## EXTRACTED MATERIAL
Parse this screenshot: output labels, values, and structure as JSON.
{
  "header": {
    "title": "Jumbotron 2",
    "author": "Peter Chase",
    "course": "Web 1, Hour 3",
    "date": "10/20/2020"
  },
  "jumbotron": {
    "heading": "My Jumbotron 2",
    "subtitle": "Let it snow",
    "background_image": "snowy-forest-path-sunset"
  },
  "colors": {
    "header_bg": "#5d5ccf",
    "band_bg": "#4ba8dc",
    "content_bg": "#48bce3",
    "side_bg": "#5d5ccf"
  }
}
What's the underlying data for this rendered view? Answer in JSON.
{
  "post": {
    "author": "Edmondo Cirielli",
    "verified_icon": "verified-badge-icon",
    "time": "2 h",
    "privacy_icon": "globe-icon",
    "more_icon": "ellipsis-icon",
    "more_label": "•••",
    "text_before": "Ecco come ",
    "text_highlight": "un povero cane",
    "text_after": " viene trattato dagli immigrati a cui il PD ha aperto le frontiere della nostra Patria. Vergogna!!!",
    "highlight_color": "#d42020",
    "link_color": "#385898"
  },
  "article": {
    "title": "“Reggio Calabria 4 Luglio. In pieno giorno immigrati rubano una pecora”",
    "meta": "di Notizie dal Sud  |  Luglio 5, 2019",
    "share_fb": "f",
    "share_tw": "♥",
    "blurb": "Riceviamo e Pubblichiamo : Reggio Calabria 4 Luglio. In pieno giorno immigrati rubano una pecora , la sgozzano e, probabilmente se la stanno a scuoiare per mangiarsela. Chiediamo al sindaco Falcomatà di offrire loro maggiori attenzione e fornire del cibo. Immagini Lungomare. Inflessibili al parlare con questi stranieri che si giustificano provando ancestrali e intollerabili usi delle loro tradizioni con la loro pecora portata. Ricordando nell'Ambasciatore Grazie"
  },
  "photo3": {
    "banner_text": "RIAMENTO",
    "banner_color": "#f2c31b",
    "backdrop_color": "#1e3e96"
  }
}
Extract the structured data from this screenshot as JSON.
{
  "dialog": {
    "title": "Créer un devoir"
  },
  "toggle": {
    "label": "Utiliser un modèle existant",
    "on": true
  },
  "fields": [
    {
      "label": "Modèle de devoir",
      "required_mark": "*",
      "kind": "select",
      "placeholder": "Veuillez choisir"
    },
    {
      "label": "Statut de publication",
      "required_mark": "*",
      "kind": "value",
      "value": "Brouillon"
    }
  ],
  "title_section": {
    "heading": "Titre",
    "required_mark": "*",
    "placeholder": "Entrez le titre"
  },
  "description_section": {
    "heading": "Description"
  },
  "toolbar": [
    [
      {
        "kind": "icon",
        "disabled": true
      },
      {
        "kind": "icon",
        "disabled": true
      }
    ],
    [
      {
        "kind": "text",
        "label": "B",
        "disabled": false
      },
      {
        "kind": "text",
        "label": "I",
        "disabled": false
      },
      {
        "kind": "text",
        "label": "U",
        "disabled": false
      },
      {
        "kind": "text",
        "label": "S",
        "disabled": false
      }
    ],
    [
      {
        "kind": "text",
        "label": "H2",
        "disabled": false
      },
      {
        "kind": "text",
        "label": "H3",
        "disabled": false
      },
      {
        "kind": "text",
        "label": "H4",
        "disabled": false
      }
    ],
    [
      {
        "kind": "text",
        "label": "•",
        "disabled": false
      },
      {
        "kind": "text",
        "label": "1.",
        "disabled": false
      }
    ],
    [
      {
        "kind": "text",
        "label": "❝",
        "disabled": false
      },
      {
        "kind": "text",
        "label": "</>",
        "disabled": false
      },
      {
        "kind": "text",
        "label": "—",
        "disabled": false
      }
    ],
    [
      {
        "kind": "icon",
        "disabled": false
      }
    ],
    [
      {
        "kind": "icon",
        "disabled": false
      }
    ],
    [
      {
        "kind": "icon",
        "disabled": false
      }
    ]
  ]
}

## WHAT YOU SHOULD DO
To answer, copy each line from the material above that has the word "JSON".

## RESPONSE BOX
Parse this screenshot: output labels, values, and structure as JSON.
What's the underlying data for this rendered view? Answer in JSON.
Extract the structured data from this screenshot as JSON.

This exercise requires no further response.